As a mom of two very young boys, it is within my control to feed my children the nutritious and healthy food their little bodies need. But I know that as they get older, I will not always be able to control what they eat. (Yikes!)
I've heard parents talk about their frustrations with our schools - elementary through high school - offering junk food and really making it quite easy for our kids to eat unhealthily while they are at school.
From vending machines stocked with soda, potato chips, and candy, to the cafeteria selling pizza, fries, and a host of other unhealthy foods, it can be very hard for kids to make healthy choices at school.
One solution to this problem is obviously eliminating all the junk food that schools currently stock.
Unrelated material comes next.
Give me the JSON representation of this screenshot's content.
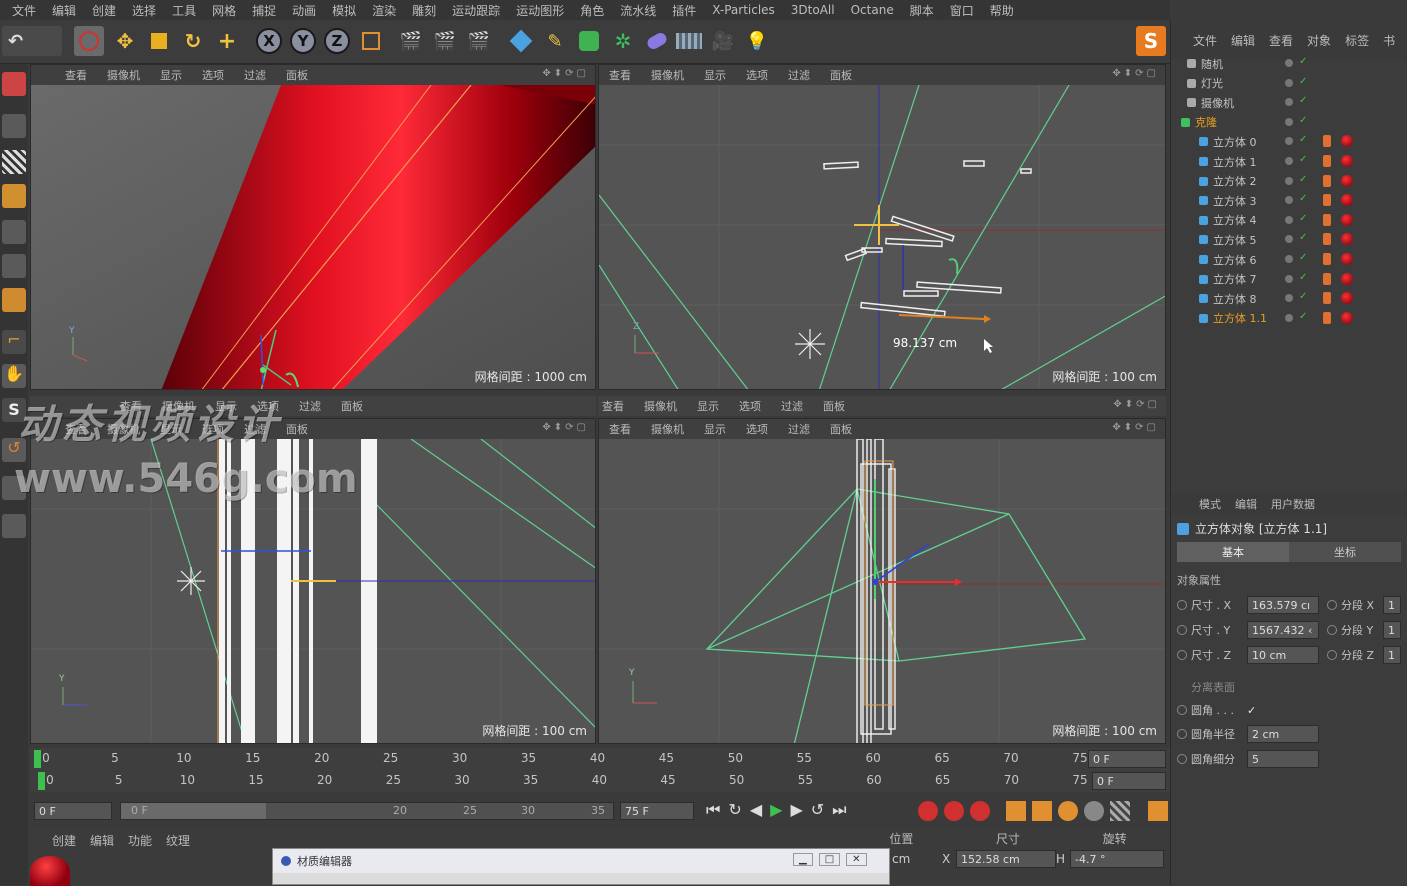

It would definitely be a shock to some people - students and teachers alike - to not have the option to purchase this food while at school. But this would likely be a huge step in improving the health of our children.
The United States Department of Agriculture (USDA) recently proposed that schools make some changes to what they offer to students. Candy and high-calorie soda would vanish from vending machines, replaced with water, diet soda, and food items like baked chips. (Note that although this would be an improvement, diet soda and baked chips aren't healthy either!)
Students would no longer have the option of getting mozzarella sticks and nachos at lunch. Instead, there would be options like healthy pizza (whatever that looks like), fruit, and yogurt. Again, that would be a definite step in the right direction, but it is still not what kids should be eating (or adults, for that matter). What about lean protein and veggies and good fats?
So, what's a concerned parent to do? If your child's school doesn't offer healthy options, or if you're worried that the unhealthy options will be too tempting, packing a healthy lunch is usually the best choice. But that isn't to say that you should give up! Let your school's cafeteria director, principal, and the school board know how important it is to offer healthy food and beverages for students. Better yet, band together with other parents - there's more power in numbers!
Another thing you can do: model healthy eating habits yourself.
Tom Vilsack, the USDA Secretary, said, "Parents and teachers work hard to instill healthy eating habits in our kids, and these efforts should be supported when kids walk through the schoolhouse door." I agree with Mr. Vilsack, but I also think it is our responsibility as adults to demonstrate good behavior for kids, and that includes eating healthy food. If kids see their teachers or parents chowing down on unhealthy food, they aren't going to listen to those same teachers and parents urging them to eat healthy.
The good news is...if you are committed to eating healthier and following Beyond Diet, your kids will be more likely to do the same!